[Data excerpts]
-*-

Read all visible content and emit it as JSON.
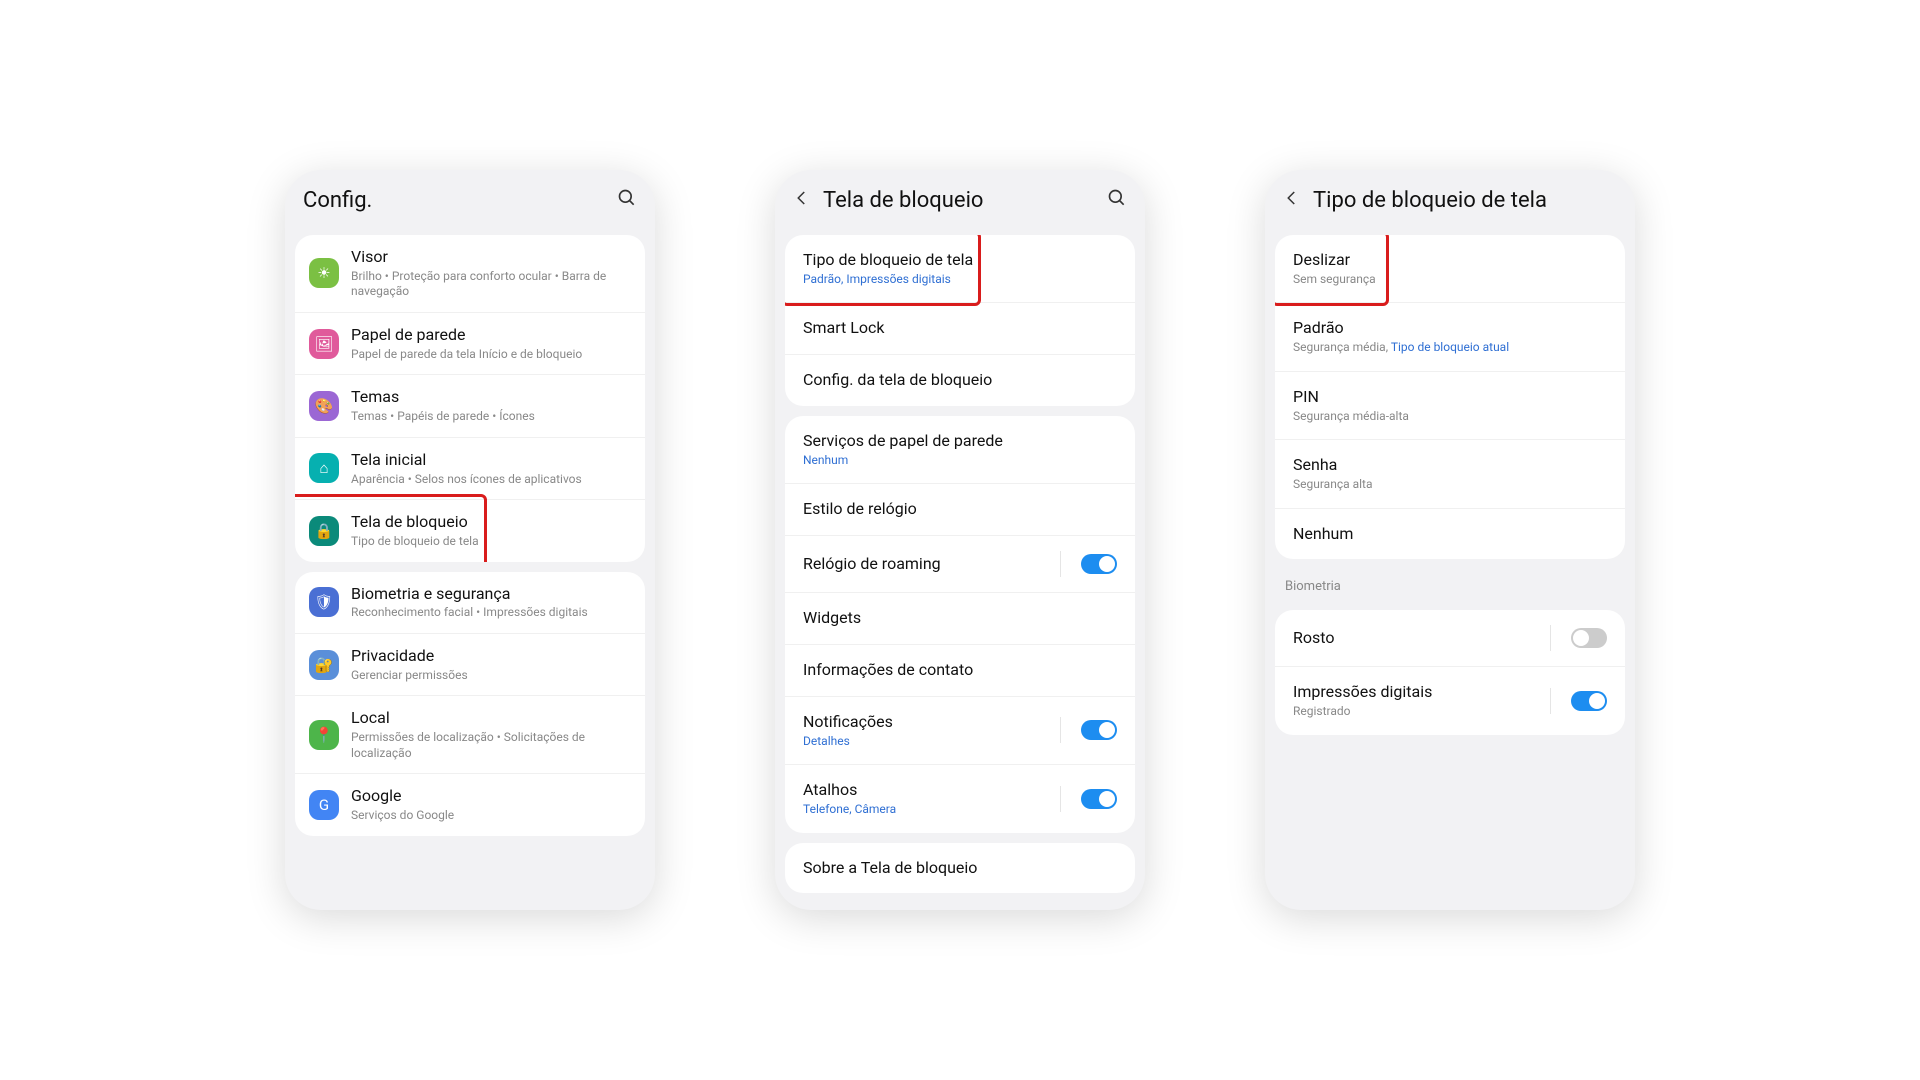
{
  "phone1": {
    "header": {
      "title": "Config."
    },
    "groups": [
      {
        "items": [
          {
            "key": "visor",
            "icon": "ic-green",
            "glyph": "☀",
            "title": "Visor",
            "sub": "Brilho  •  Proteção para conforto ocular  •  Barra de navegação"
          },
          {
            "key": "wallpaper",
            "icon": "ic-pink",
            "glyph": "🖼",
            "title": "Papel de parede",
            "sub": "Papel de parede da tela Início e de bloqueio"
          },
          {
            "key": "themes",
            "icon": "ic-purple",
            "glyph": "🎨",
            "title": "Temas",
            "sub": "Temas  •  Papéis de parede  •  Ícones"
          },
          {
            "key": "home",
            "icon": "ic-teal",
            "glyph": "⌂",
            "title": "Tela inicial",
            "sub": "Aparência  •  Selos nos ícones de aplicativos"
          },
          {
            "key": "lockscreen",
            "icon": "ic-tealdark",
            "glyph": "🔒",
            "title": "Tela de bloqueio",
            "sub": "Tipo de bloqueio de tela",
            "highlight": true
          }
        ]
      },
      {
        "items": [
          {
            "key": "biometrics",
            "icon": "ic-blue",
            "glyph": "🛡",
            "title": "Biometria e segurança",
            "sub": "Reconhecimento facial  •  Impressões digitais"
          },
          {
            "key": "privacy",
            "icon": "ic-lblue",
            "glyph": "🔐",
            "title": "Privacidade",
            "sub": "Gerenciar permissões"
          },
          {
            "key": "location",
            "icon": "ic-limegreen",
            "glyph": "📍",
            "title": "Local",
            "sub": "Permissões de localização  •  Solicitações de localização"
          },
          {
            "key": "google",
            "icon": "ic-gblue",
            "glyph": "G",
            "title": "Google",
            "sub": "Serviços do Google"
          }
        ]
      }
    ]
  },
  "phone2": {
    "header": {
      "title": "Tela de bloqueio",
      "back": true,
      "search": true
    },
    "groups": [
      {
        "items": [
          {
            "key": "locktype",
            "title": "Tipo de bloqueio de tela",
            "subBlue": "Padrão, Impressões digitais",
            "highlight": true
          },
          {
            "key": "smartlock",
            "title": "Smart Lock"
          },
          {
            "key": "locksettings",
            "title": "Config. da tela de bloqueio"
          }
        ]
      },
      {
        "items": [
          {
            "key": "wpservices",
            "title": "Serviços de papel de parede",
            "subBlue": "Nenhum"
          },
          {
            "key": "clockstyle",
            "title": "Estilo de relógio"
          },
          {
            "key": "roamingclock",
            "title": "Relógio de roaming",
            "toggle": "on"
          },
          {
            "key": "widgets",
            "title": "Widgets"
          },
          {
            "key": "contactinfo",
            "title": "Informações de contato"
          },
          {
            "key": "notifications",
            "title": "Notificações",
            "subBlue": "Detalhes",
            "toggle": "on"
          },
          {
            "key": "shortcuts",
            "title": "Atalhos",
            "subBlue": "Telefone, Câmera",
            "toggle": "on"
          }
        ]
      },
      {
        "items": [
          {
            "key": "about",
            "title": "Sobre a Tela de bloqueio"
          }
        ]
      }
    ]
  },
  "phone3": {
    "header": {
      "title": "Tipo de bloqueio de tela",
      "back": true
    },
    "groups": [
      {
        "items": [
          {
            "key": "swipe",
            "title": "Deslizar",
            "sub": "Sem segurança",
            "highlight": true
          },
          {
            "key": "pattern",
            "title": "Padrão",
            "subMixed": {
              "gray": "Segurança média, ",
              "blue": "Tipo de bloqueio atual"
            }
          },
          {
            "key": "pin",
            "title": "PIN",
            "sub": "Segurança média-alta"
          },
          {
            "key": "password",
            "title": "Senha",
            "sub": "Segurança alta"
          },
          {
            "key": "none",
            "title": "Nenhum"
          }
        ]
      },
      {
        "label": "Biometria",
        "items": [
          {
            "key": "face",
            "title": "Rosto",
            "toggle": "off"
          },
          {
            "key": "fingerprint",
            "title": "Impressões digitais",
            "sub": "Registrado",
            "toggle": "on"
          }
        ]
      }
    ]
  }
}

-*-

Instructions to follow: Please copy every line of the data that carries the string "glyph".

Answer area:
            "glyph": "☀",
            "glyph": "🖼",
            "glyph": "🎨",
            "glyph": "⌂",
            "glyph": "🔒",
            "glyph": "🛡",
            "glyph": "🔐",
            "glyph": "📍",
            "glyph": "G",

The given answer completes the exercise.